Try it: Scan the listing below. Report each line that includes "icon".

Extracted entries:

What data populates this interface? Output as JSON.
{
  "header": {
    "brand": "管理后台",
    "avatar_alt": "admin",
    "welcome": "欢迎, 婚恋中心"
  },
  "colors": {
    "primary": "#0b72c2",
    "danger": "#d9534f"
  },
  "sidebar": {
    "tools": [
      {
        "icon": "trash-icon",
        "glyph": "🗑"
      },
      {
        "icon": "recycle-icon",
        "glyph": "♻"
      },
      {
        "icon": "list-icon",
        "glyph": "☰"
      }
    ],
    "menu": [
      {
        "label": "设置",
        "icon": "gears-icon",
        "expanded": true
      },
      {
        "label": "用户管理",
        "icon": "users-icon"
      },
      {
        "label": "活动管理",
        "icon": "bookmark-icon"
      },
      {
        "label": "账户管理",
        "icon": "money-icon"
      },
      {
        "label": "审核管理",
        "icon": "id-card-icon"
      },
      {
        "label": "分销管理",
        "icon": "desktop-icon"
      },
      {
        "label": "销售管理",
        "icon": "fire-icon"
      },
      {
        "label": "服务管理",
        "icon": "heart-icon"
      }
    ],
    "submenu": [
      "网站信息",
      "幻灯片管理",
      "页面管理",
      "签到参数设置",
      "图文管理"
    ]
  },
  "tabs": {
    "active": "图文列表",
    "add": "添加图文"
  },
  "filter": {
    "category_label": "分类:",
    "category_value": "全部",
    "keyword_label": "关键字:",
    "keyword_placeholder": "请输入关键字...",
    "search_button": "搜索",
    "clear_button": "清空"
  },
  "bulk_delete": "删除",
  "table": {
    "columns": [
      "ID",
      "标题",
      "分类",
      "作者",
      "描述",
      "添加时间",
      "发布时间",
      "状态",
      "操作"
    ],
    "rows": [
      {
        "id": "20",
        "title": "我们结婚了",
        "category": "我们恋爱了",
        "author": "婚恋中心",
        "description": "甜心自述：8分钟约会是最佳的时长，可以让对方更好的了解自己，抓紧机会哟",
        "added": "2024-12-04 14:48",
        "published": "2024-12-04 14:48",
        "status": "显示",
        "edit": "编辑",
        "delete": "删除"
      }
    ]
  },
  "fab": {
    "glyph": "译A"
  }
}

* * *

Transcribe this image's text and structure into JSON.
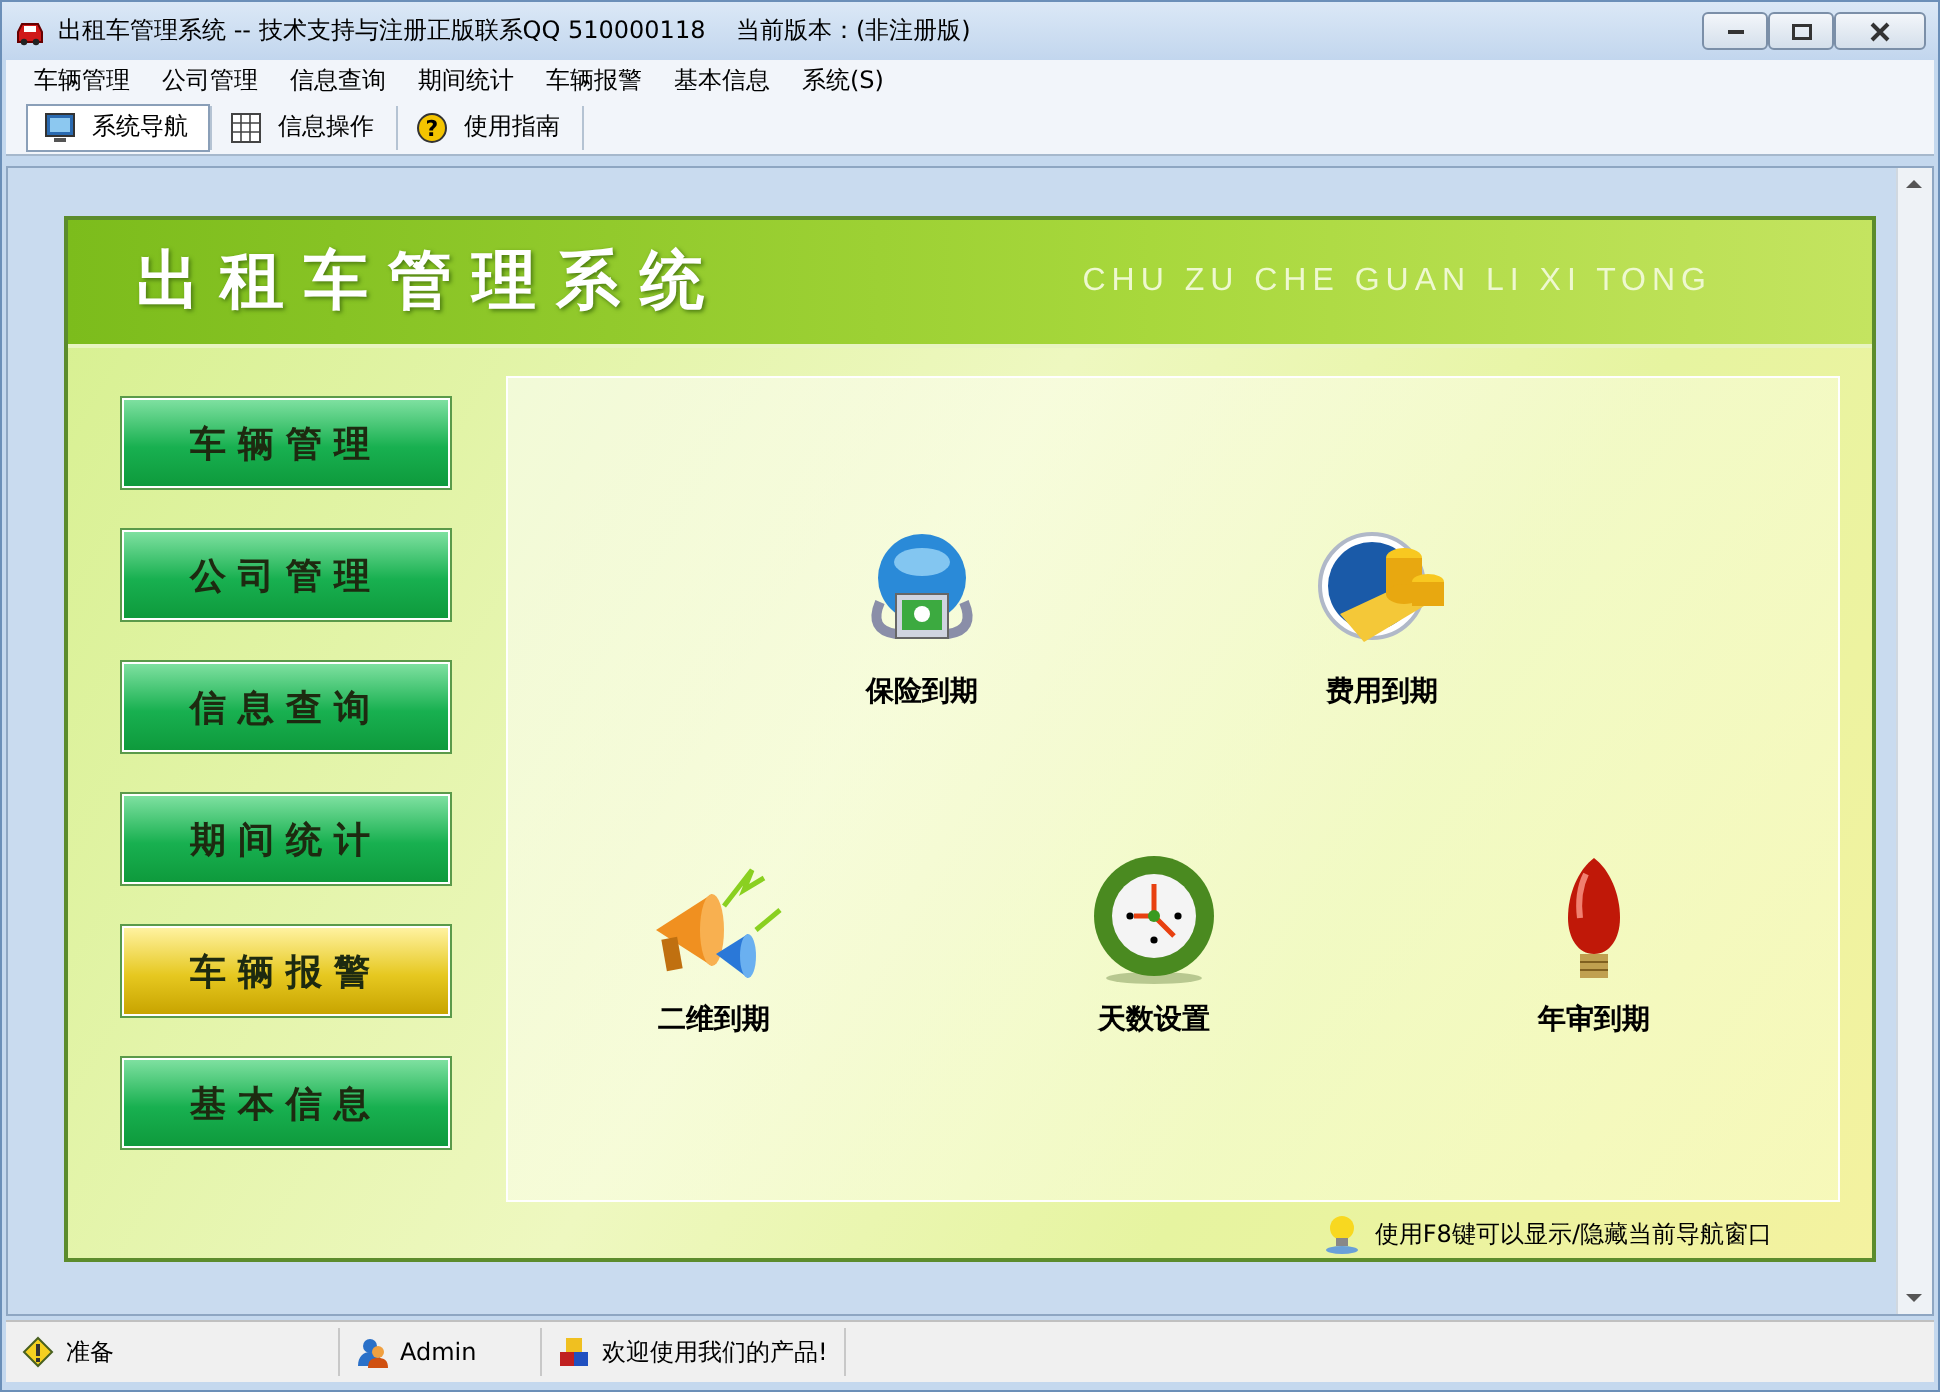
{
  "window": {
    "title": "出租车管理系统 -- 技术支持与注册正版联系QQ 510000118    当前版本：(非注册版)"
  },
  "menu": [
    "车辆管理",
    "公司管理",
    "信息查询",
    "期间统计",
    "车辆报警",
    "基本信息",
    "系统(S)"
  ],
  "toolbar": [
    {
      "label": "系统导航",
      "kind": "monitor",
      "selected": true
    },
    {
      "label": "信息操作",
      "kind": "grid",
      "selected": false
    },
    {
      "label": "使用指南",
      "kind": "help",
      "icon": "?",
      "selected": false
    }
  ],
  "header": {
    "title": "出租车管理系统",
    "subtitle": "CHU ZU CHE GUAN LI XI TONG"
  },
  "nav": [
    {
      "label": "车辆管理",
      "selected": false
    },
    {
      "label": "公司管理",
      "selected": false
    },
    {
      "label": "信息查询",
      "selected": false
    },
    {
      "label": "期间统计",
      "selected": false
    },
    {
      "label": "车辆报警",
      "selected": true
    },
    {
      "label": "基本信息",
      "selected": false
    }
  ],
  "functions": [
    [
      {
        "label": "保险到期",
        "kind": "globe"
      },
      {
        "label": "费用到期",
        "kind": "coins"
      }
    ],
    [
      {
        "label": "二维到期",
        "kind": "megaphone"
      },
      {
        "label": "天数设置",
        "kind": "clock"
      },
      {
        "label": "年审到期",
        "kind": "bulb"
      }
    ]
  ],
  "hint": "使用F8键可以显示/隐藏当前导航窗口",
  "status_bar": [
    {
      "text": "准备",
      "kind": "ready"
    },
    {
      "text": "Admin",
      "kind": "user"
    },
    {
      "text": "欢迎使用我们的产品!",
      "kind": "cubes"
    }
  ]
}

Result:
        "icon": "trash-icon",
        "icon": "recycle-icon",
        "icon": "list-icon",
        "icon": "gears-icon",
        "icon": "users-icon"
        "icon": "bookmark-icon"
        "icon": "money-icon"
        "icon": "id-card-icon"
        "icon": "desktop-icon"
        "icon": "fire-icon"
        "icon": "heart-icon"
      "icon": "?",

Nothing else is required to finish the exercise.